WHAT TO WORK ON: Without the pictures, repeat the listing character for character.

RAW DATA:
....................

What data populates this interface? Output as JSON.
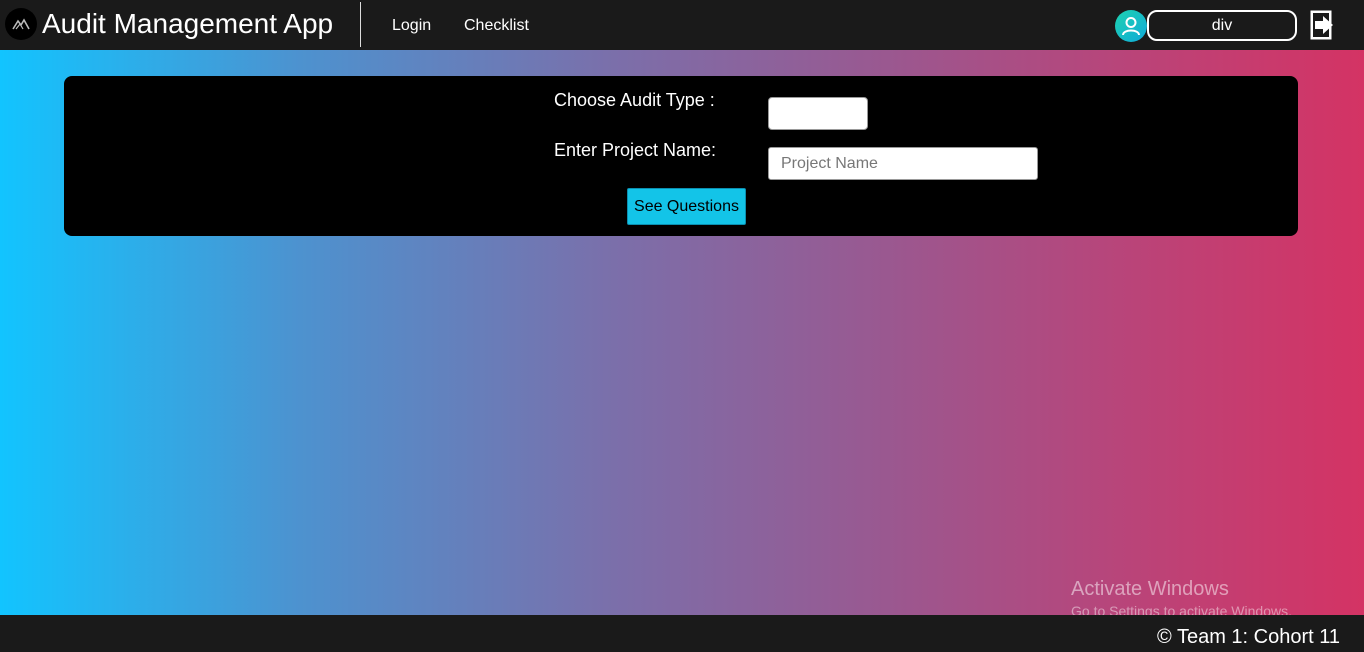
{
  "header": {
    "app_title": "Audit Management App",
    "logo_icon": "mountain-logo-icon",
    "nav": {
      "login_label": "Login",
      "checklist_label": "Checklist"
    },
    "user": {
      "avatar_icon": "user-avatar-icon",
      "username": "div"
    },
    "logout_icon": "logout-icon"
  },
  "form": {
    "audit_type_label": "Choose Audit Type :",
    "audit_type_value": "",
    "project_name_label": "Enter Project Name:",
    "project_name_placeholder": "Project Name",
    "project_name_value": "",
    "submit_label": "See Questions"
  },
  "watermark": {
    "title": "Activate Windows",
    "subtitle": "Go to Settings to activate Windows."
  },
  "footer": {
    "text": "© Team 1: Cohort 11"
  },
  "colors": {
    "nav_bg": "#1a1a1a",
    "panel_bg": "#000000",
    "button_bg": "#13c4e8",
    "gradient_start": "#12c4ff",
    "gradient_end": "#d43364"
  }
}
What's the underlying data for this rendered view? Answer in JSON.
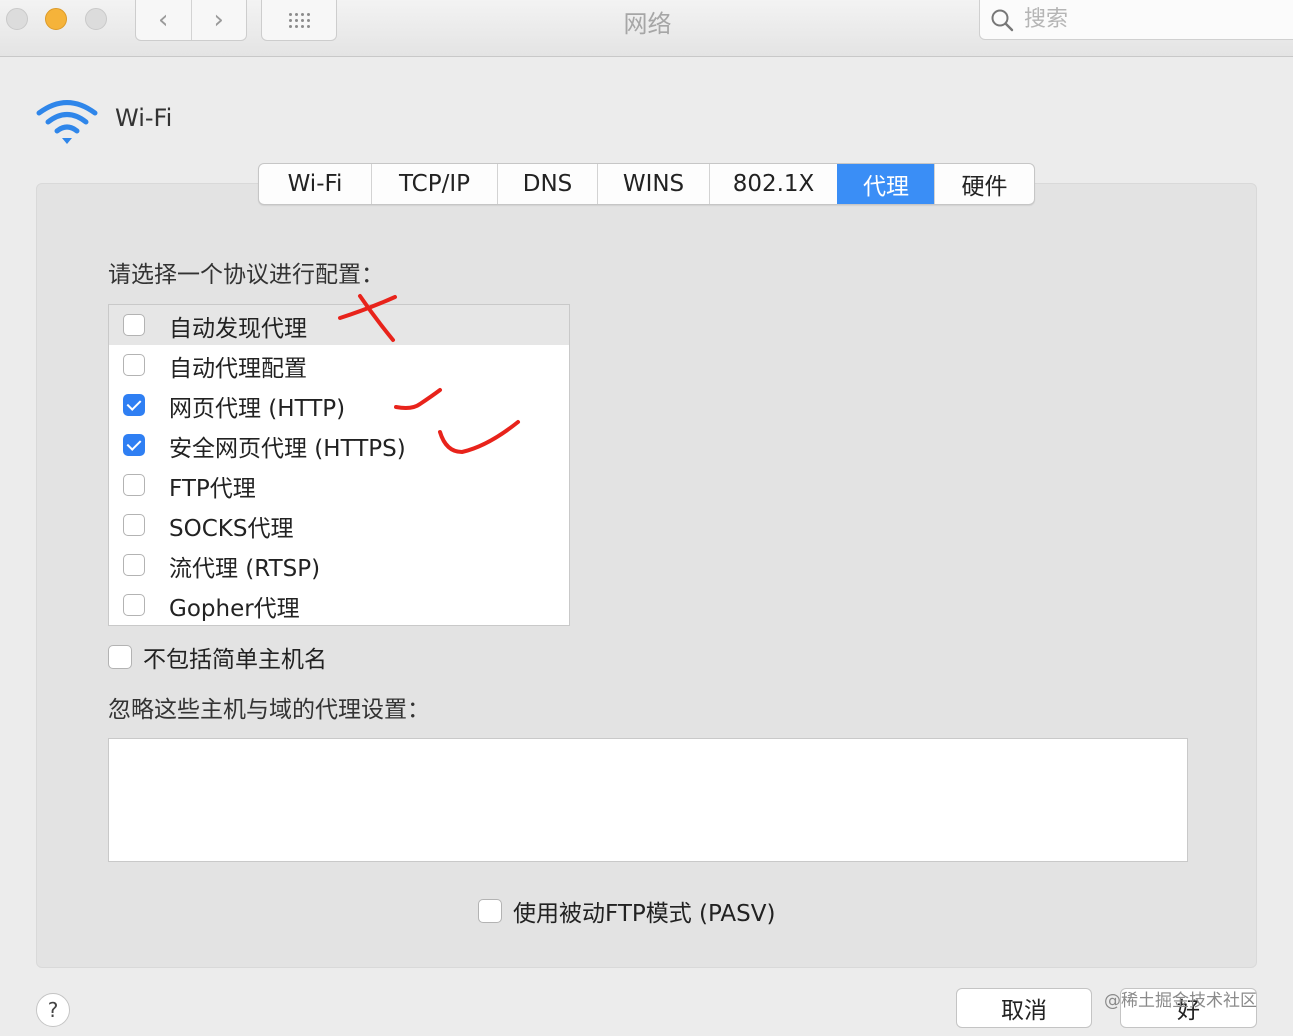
{
  "window": {
    "title": "网络",
    "search_placeholder": "搜索"
  },
  "toolbar": {
    "back_glyph": "‹",
    "forward_glyph": "›"
  },
  "header": {
    "service_name": "Wi-Fi",
    "icon": "wifi-icon"
  },
  "tabs": [
    {
      "label": "Wi-Fi",
      "active": false
    },
    {
      "label": "TCP/IP",
      "active": false
    },
    {
      "label": "DNS",
      "active": false
    },
    {
      "label": "WINS",
      "active": false
    },
    {
      "label": "802.1X",
      "active": false
    },
    {
      "label": "代理",
      "active": true
    },
    {
      "label": "硬件",
      "active": false
    }
  ],
  "proxy": {
    "protocol_prompt": "请选择一个协议进行配置：",
    "protocols": [
      {
        "label": "自动发现代理",
        "checked": false,
        "selected": true
      },
      {
        "label": "自动代理配置",
        "checked": false,
        "selected": false
      },
      {
        "label": "网页代理 (HTTP)",
        "checked": true,
        "selected": false
      },
      {
        "label": "安全网页代理 (HTTPS)",
        "checked": true,
        "selected": false
      },
      {
        "label": "FTP代理",
        "checked": false,
        "selected": false
      },
      {
        "label": "SOCKS代理",
        "checked": false,
        "selected": false
      },
      {
        "label": "流代理 (RTSP)",
        "checked": false,
        "selected": false
      },
      {
        "label": "Gopher代理",
        "checked": false,
        "selected": false
      }
    ],
    "exclude_simple_hostnames": {
      "label": "不包括简单主机名",
      "checked": false
    },
    "bypass_label": "忽略这些主机与域的代理设置：",
    "bypass_value": "",
    "passive_ftp": {
      "label": "使用被动FTP模式 (PASV)",
      "checked": false
    }
  },
  "footer": {
    "help_label": "?",
    "cancel_label": "取消",
    "ok_label": "好"
  },
  "watermark": "@稀土掘金技术社区",
  "colors": {
    "accent": "#3a8ef6",
    "annotation": "#e8231b"
  }
}
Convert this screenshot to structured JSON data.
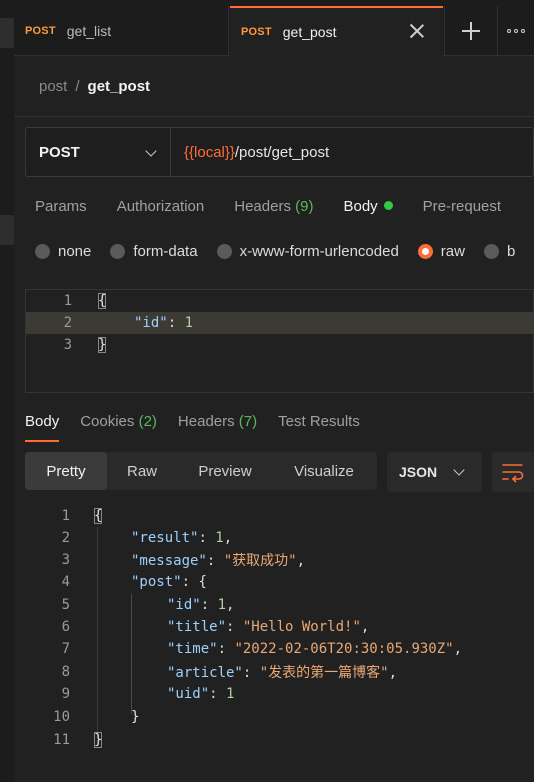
{
  "tabs": [
    {
      "method": "POST",
      "name": "get_list"
    },
    {
      "method": "POST",
      "name": "get_post"
    }
  ],
  "breadcrumb": {
    "parent": "post",
    "separator": "/",
    "current": "get_post"
  },
  "request": {
    "method": "POST",
    "url_variable": "{{local}}",
    "url_path": "/post/get_post"
  },
  "request_tabs": {
    "params": "Params",
    "authorization": "Authorization",
    "headers": "Headers",
    "headers_count": "(9)",
    "body": "Body",
    "pre_request": "Pre-request"
  },
  "body_modes": {
    "none": "none",
    "form_data": "form-data",
    "urlencoded": "x-www-form-urlencoded",
    "raw": "raw",
    "binary": "b",
    "selected": "raw"
  },
  "request_body": {
    "line_numbers": [
      "1",
      "2",
      "3"
    ],
    "open": "{",
    "key": "\"id\"",
    "colon": ": ",
    "value": "1",
    "close": "}"
  },
  "response_tabs": {
    "body": "Body",
    "cookies": "Cookies",
    "cookies_count": "(2)",
    "headers": "Headers",
    "headers_count": "(7)",
    "test_results": "Test Results"
  },
  "response_view": {
    "pretty": "Pretty",
    "raw": "Raw",
    "preview": "Preview",
    "visualize": "Visualize",
    "format": "JSON"
  },
  "response_body": {
    "line_numbers": [
      "1",
      "2",
      "3",
      "4",
      "5",
      "6",
      "7",
      "8",
      "9",
      "10",
      "11"
    ],
    "open": "{",
    "result_key": "\"result\"",
    "result_val": "1",
    "message_key": "\"message\"",
    "message_val": "\"获取成功\"",
    "post_key": "\"post\"",
    "post_open": "{",
    "id_key": "\"id\"",
    "id_val": "1",
    "title_key": "\"title\"",
    "title_val": "\"Hello World!\"",
    "time_key": "\"time\"",
    "time_val": "\"2022-02-06T20:30:05.930Z\"",
    "article_key": "\"article\"",
    "article_val": "\"发表的第一篇博客\"",
    "uid_key": "\"uid\"",
    "uid_val": "1",
    "post_close": "}",
    "close": "}"
  },
  "colors": {
    "accent": "#ff6c37",
    "method": "#ff9a3c",
    "count_green": "#5cb85c",
    "json_key": "#9ed0ff",
    "json_string": "#e9a876",
    "json_number": "#b5cea8"
  }
}
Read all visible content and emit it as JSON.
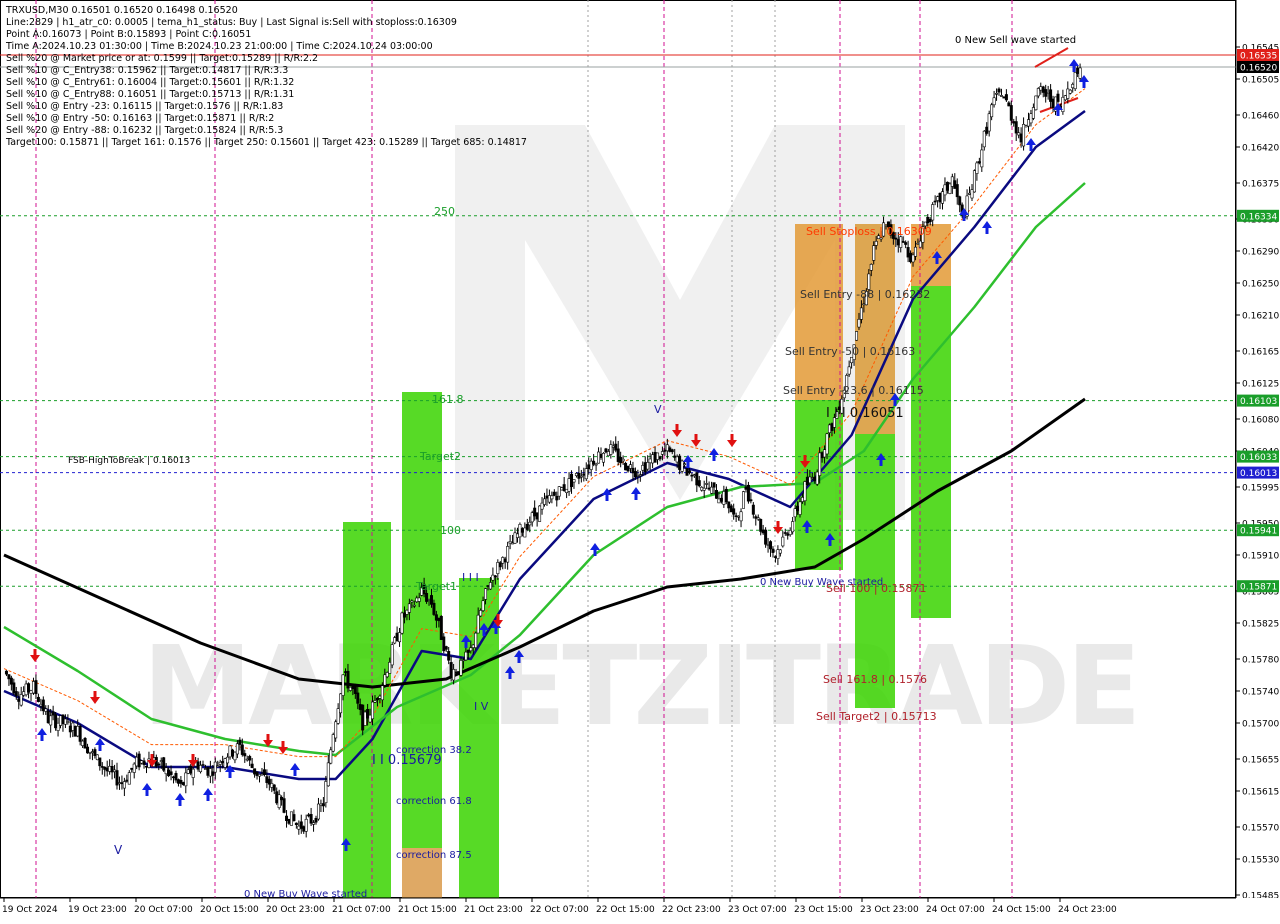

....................

EXERCISE RESPONSE:
What data populates this interface? Output as JSON.
{
  "header": {
    "app_title": "Audit Management App",
    "logo_icon": "mountain-logo-icon",
    "nav": {
      "login_label": "Login",
      "checklist_label": "Checklist"
    },
    "user": {
      "avatar_icon": "user-avatar-icon",
      "username": "div"
    },
    "logout_icon": "logout-icon"
  },
  "form": {
    "audit_type_label": "Choose Audit Type :",
    "audit_type_value": "",
    "project_name_label": "Enter Project Name:",
    "project_name_placeholder": "Project Name",
    "project_name_value": "",
    "submit_label": "See Questions"
  },
  "watermark": {
    "title": "Activate Windows",
    "subtitle": "Go to Settings to activate Windows."
  },
  "footer": {
    "text": "© Team 1: Cohort 11"
  },
  "colors": {
    "nav_bg": "#1a1a1a",
    "panel_bg": "#000000",
    "button_bg": "#13c4e8",
    "gradient_start": "#12c4ff",
    "gradient_end": "#d43364"
  }
}
What's the underlying data for this rendered view? Answer in JSON.
{
  "window": {
    "title": "网络",
    "search_placeholder": "搜索"
  },
  "toolbar": {
    "back_glyph": "‹",
    "forward_glyph": "›"
  },
  "header": {
    "service_name": "Wi-Fi",
    "icon": "wifi-icon"
  },
  "tabs": [
    {
      "label": "Wi-Fi",
      "active": false
    },
    {
      "label": "TCP/IP",
      "active": false
    },
    {
      "label": "DNS",
      "active": false
    },
    {
      "label": "WINS",
      "active": false
    },
    {
      "label": "802.1X",
      "active": false
    },
    {
      "label": "代理",
      "active": true
    },
    {
      "label": "硬件",
      "active": false
    }
  ],
  "proxy": {
    "protocol_prompt": "请选择一个协议进行配置：",
    "protocols": [
      {
        "label": "自动发现代理",
        "checked": false,
        "selected": true
      },
      {
        "label": "自动代理配置",
        "checked": false,
        "selected": false
      },
      {
        "label": "网页代理 (HTTP)",
        "checked": true,
        "selected": false
      },
      {
        "label": "安全网页代理 (HTTPS)",
        "checked": true,
        "selected": false
      },
      {
        "label": "FTP代理",
        "checked": false,
        "selected": false
      },
      {
        "label": "SOCKS代理",
        "checked": false,
        "selected": false
      },
      {
        "label": "流代理 (RTSP)",
        "checked": false,
        "selected": false
      },
      {
        "label": "Gopher代理",
        "checked": false,
        "selected": false
      }
    ],
    "exclude_simple_hostnames": {
      "label": "不包括简单主机名",
      "checked": false
    },
    "bypass_label": "忽略这些主机与域的代理设置：",
    "bypass_value": "",
    "passive_ftp": {
      "label": "使用被动FTP模式 (PASV)",
      "checked": false
    }
  },
  "footer": {
    "help_label": "?",
    "cancel_label": "取消",
    "ok_label": "好"
  },
  "watermark": "@稀土掘金技术社区",
  "colors": {
    "accent": "#3a8ef6",
    "annotation": "#e8231b"
  }
}
Convert this screenshot to structured JSON data.
{
  "tabs": [
    {
      "method": "POST",
      "name": "get_list"
    },
    {
      "method": "POST",
      "name": "get_post"
    }
  ],
  "breadcrumb": {
    "parent": "post",
    "separator": "/",
    "current": "get_post"
  },
  "request": {
    "method": "POST",
    "url_variable": "{{local}}",
    "url_path": "/post/get_post"
  },
  "request_tabs": {
    "params": "Params",
    "authorization": "Authorization",
    "headers": "Headers",
    "headers_count": "(9)",
    "body": "Body",
    "pre_request": "Pre-request"
  },
  "body_modes": {
    "none": "none",
    "form_data": "form-data",
    "urlencoded": "x-www-form-urlencoded",
    "raw": "raw",
    "binary": "b",
    "selected": "raw"
  },
  "request_body": {
    "line_numbers": [
      "1",
      "2",
      "3"
    ],
    "open": "{",
    "key": "\"id\"",
    "colon": ": ",
    "value": "1",
    "close": "}"
  },
  "response_tabs": {
    "body": "Body",
    "cookies": "Cookies",
    "cookies_count": "(2)",
    "headers": "Headers",
    "headers_count": "(7)",
    "test_results": "Test Results"
  },
  "response_view": {
    "pretty": "Pretty",
    "raw": "Raw",
    "preview": "Preview",
    "visualize": "Visualize",
    "format": "JSON"
  },
  "response_body": {
    "line_numbers": [
      "1",
      "2",
      "3",
      "4",
      "5",
      "6",
      "7",
      "8",
      "9",
      "10",
      "11"
    ],
    "open": "{",
    "result_key": "\"result\"",
    "result_val": "1",
    "message_key": "\"message\"",
    "message_val": "\"获取成功\"",
    "post_key": "\"post\"",
    "post_open": "{",
    "id_key": "\"id\"",
    "id_val": "1",
    "title_key": "\"title\"",
    "title_val": "\"Hello World!\"",
    "time_key": "\"time\"",
    "time_val": "\"2022-02-06T20:30:05.930Z\"",
    "article_key": "\"article\"",
    "article_val": "\"发表的第一篇博客\"",
    "uid_key": "\"uid\"",
    "uid_val": "1",
    "post_close": "}",
    "close": "}"
  },
  "colors": {
    "accent": "#ff6c37",
    "method": "#ff9a3c",
    "count_green": "#5cb85c",
    "json_key": "#9ed0ff",
    "json_string": "#e9a876",
    "json_number": "#b5cea8"
  }
}
Read all visible content and emit it as JSON.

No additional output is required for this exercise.